WHAT THE TASK ASKS:
Every line of the data, first to last, must be written out unchanged.

BEGIN

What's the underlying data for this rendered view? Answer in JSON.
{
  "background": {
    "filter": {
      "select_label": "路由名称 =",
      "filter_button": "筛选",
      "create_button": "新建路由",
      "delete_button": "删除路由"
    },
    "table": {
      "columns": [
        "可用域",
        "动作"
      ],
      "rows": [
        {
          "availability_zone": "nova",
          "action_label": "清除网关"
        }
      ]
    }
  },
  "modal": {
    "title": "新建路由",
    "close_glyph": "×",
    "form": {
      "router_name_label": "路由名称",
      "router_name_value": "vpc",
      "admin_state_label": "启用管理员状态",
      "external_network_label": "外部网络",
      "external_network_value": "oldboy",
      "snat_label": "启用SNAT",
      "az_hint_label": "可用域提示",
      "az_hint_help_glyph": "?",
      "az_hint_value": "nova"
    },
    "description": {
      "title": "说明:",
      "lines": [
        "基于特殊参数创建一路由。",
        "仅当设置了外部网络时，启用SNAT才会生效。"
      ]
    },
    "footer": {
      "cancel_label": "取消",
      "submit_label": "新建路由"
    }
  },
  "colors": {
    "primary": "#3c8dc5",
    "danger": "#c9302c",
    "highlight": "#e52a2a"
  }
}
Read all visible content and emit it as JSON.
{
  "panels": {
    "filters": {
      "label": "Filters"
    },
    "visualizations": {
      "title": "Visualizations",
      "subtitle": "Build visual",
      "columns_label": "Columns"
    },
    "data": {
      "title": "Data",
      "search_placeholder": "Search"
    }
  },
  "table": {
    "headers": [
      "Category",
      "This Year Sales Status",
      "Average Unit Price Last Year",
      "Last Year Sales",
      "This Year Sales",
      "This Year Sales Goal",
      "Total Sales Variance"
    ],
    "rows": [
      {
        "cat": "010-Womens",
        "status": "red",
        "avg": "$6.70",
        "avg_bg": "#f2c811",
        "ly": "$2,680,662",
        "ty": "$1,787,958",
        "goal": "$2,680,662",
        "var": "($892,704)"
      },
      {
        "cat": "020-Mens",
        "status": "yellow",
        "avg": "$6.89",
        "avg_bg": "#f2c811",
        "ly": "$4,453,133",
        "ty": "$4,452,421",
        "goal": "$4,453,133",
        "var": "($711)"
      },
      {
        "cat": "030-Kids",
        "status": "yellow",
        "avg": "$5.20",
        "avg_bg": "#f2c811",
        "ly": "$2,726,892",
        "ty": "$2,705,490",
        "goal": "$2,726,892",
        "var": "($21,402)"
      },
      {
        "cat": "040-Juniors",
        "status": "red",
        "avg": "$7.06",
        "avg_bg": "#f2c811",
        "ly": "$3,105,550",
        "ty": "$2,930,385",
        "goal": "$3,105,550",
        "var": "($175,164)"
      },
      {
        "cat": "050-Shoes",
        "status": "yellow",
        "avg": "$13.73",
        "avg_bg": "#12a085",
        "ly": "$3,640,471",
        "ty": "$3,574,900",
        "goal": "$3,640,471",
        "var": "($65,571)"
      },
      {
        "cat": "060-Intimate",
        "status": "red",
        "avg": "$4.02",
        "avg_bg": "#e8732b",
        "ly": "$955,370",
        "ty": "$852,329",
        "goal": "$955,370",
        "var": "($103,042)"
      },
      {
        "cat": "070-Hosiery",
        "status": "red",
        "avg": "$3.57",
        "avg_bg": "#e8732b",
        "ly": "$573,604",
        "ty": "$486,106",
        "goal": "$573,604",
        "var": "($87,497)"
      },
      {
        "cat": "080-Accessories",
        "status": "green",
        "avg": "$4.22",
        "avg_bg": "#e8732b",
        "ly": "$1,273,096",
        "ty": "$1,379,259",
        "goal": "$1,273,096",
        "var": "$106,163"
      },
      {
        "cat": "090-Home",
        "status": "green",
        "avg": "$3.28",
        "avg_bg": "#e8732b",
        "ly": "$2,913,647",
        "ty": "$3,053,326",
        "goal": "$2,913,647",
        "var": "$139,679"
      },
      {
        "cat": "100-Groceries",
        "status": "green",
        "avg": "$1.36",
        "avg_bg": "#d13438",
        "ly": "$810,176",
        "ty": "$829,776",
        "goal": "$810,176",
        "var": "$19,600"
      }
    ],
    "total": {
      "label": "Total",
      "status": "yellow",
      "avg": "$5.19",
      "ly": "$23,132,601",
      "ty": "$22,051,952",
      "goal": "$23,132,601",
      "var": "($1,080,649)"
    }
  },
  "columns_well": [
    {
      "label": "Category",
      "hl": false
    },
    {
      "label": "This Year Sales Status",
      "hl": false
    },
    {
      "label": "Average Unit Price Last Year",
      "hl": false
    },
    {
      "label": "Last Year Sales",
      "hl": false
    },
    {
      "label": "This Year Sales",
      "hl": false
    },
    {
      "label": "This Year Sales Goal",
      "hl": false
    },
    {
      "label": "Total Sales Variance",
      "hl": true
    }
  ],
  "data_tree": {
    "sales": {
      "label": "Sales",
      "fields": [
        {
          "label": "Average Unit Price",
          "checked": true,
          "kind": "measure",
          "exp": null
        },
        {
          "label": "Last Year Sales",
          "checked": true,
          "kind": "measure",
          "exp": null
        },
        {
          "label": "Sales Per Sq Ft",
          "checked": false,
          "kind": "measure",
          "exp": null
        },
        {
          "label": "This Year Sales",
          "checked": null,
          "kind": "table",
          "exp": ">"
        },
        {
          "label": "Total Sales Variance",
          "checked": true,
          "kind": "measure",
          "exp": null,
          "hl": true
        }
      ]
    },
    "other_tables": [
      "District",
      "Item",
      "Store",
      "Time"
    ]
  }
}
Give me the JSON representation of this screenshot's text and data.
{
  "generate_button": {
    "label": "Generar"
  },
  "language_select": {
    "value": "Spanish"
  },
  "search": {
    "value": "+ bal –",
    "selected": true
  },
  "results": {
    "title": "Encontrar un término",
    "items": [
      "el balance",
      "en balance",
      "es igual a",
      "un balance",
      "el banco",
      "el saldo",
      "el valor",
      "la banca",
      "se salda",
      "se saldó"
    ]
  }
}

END

SOLUTION TO THIS EXERCISE:
What's the underlying data for this rendered view? Answer in JSON.
{
  "background": {
    "filter": {
      "select_label": "路由名称 =",
      "filter_button": "筛选",
      "create_button": "新建路由",
      "delete_button": "删除路由"
    },
    "table": {
      "columns": [
        "可用域",
        "动作"
      ],
      "rows": [
        {
          "availability_zone": "nova",
          "action_label": "清除网关"
        }
      ]
    }
  },
  "modal": {
    "title": "新建路由",
    "close_glyph": "×",
    "form": {
      "router_name_label": "路由名称",
      "router_name_value": "vpc",
      "admin_state_label": "启用管理员状态",
      "external_network_label": "外部网络",
      "external_network_value": "oldboy",
      "snat_label": "启用SNAT",
      "az_hint_label": "可用域提示",
      "az_hint_help_glyph": "?",
      "az_hint_value": "nova"
    },
    "description": {
      "title": "说明:",
      "lines": [
        "基于特殊参数创建一路由。",
        "仅当设置了外部网络时，启用SNAT才会生效。"
      ]
    },
    "footer": {
      "cancel_label": "取消",
      "submit_label": "新建路由"
    }
  },
  "colors": {
    "primary": "#3c8dc5",
    "danger": "#c9302c",
    "highlight": "#e52a2a"
  }
}
Read all visible content and emit it as JSON.
{
  "panels": {
    "filters": {
      "label": "Filters"
    },
    "visualizations": {
      "title": "Visualizations",
      "subtitle": "Build visual",
      "columns_label": "Columns"
    },
    "data": {
      "title": "Data",
      "search_placeholder": "Search"
    }
  },
  "table": {
    "headers": [
      "Category",
      "This Year Sales Status",
      "Average Unit Price Last Year",
      "Last Year Sales",
      "This Year Sales",
      "This Year Sales Goal",
      "Total Sales Variance"
    ],
    "rows": [
      {
        "cat": "010-Womens",
        "status": "red",
        "avg": "$6.70",
        "avg_bg": "#f2c811",
        "ly": "$2,680,662",
        "ty": "$1,787,958",
        "goal": "$2,680,662",
        "var": "($892,704)"
      },
      {
        "cat": "020-Mens",
        "status": "yellow",
        "avg": "$6.89",
        "avg_bg": "#f2c811",
        "ly": "$4,453,133",
        "ty": "$4,452,421",
        "goal": "$4,453,133",
        "var": "($711)"
      },
      {
        "cat": "030-Kids",
        "status": "yellow",
        "avg": "$5.20",
        "avg_bg": "#f2c811",
        "ly": "$2,726,892",
        "ty": "$2,705,490",
        "goal": "$2,726,892",
        "var": "($21,402)"
      },
      {
        "cat": "040-Juniors",
        "status": "red",
        "avg": "$7.06",
        "avg_bg": "#f2c811",
        "ly": "$3,105,550",
        "ty": "$2,930,385",
        "goal": "$3,105,550",
        "var": "($175,164)"
      },
      {
        "cat": "050-Shoes",
        "status": "yellow",
        "avg": "$13.73",
        "avg_bg": "#12a085",
        "ly": "$3,640,471",
        "ty": "$3,574,900",
        "goal": "$3,640,471",
        "var": "($65,571)"
      },
      {
        "cat": "060-Intimate",
        "status": "red",
        "avg": "$4.02",
        "avg_bg": "#e8732b",
        "ly": "$955,370",
        "ty": "$852,329",
        "goal": "$955,370",
        "var": "($103,042)"
      },
      {
        "cat": "070-Hosiery",
        "status": "red",
        "avg": "$3.57",
        "avg_bg": "#e8732b",
        "ly": "$573,604",
        "ty": "$486,106",
        "goal": "$573,604",
        "var": "($87,497)"
      },
      {
        "cat": "080-Accessories",
        "status": "green",
        "avg": "$4.22",
        "avg_bg": "#e8732b",
        "ly": "$1,273,096",
        "ty": "$1,379,259",
        "goal": "$1,273,096",
        "var": "$106,163"
      },
      {
        "cat": "090-Home",
        "status": "green",
        "avg": "$3.28",
        "avg_bg": "#e8732b",
        "ly": "$2,913,647",
        "ty": "$3,053,326",
        "goal": "$2,913,647",
        "var": "$139,679"
      },
      {
        "cat": "100-Groceries",
        "status": "green",
        "avg": "$1.36",
        "avg_bg": "#d13438",
        "ly": "$810,176",
        "ty": "$829,776",
        "goal": "$810,176",
        "var": "$19,600"
      }
    ],
    "total": {
      "label": "Total",
      "status": "yellow",
      "avg": "$5.19",
      "ly": "$23,132,601",
      "ty": "$22,051,952",
      "goal": "$23,132,601",
      "var": "($1,080,649)"
    }
  },
  "columns_well": [
    {
      "label": "Category",
      "hl": false
    },
    {
      "label": "This Year Sales Status",
      "hl": false
    },
    {
      "label": "Average Unit Price Last Year",
      "hl": false
    },
    {
      "label": "Last Year Sales",
      "hl": false
    },
    {
      "label": "This Year Sales",
      "hl": false
    },
    {
      "label": "This Year Sales Goal",
      "hl": false
    },
    {
      "label": "Total Sales Variance",
      "hl": true
    }
  ],
  "data_tree": {
    "sales": {
      "label": "Sales",
      "fields": [
        {
          "label": "Average Unit Price",
          "checked": true,
          "kind": "measure",
          "exp": null
        },
        {
          "label": "Last Year Sales",
          "checked": true,
          "kind": "measure",
          "exp": null
        },
        {
          "label": "Sales Per Sq Ft",
          "checked": false,
          "kind": "measure",
          "exp": null
        },
        {
          "label": "This Year Sales",
          "checked": null,
          "kind": "table",
          "exp": ">"
        },
        {
          "label": "Total Sales Variance",
          "checked": true,
          "kind": "measure",
          "exp": null,
          "hl": true
        }
      ]
    },
    "other_tables": [
      "District",
      "Item",
      "Store",
      "Time"
    ]
  }
}
Give me the JSON representation of this screenshot's text and data.
{
  "generate_button": {
    "label": "Generar"
  },
  "language_select": {
    "value": "Spanish"
  },
  "search": {
    "value": "+ bal –",
    "selected": true
  },
  "results": {
    "title": "Encontrar un término",
    "items": [
      "el balance",
      "en balance",
      "es igual a",
      "un balance",
      "el banco",
      "el saldo",
      "el valor",
      "la banca",
      "se salda",
      "se saldó"
    ]
  }
}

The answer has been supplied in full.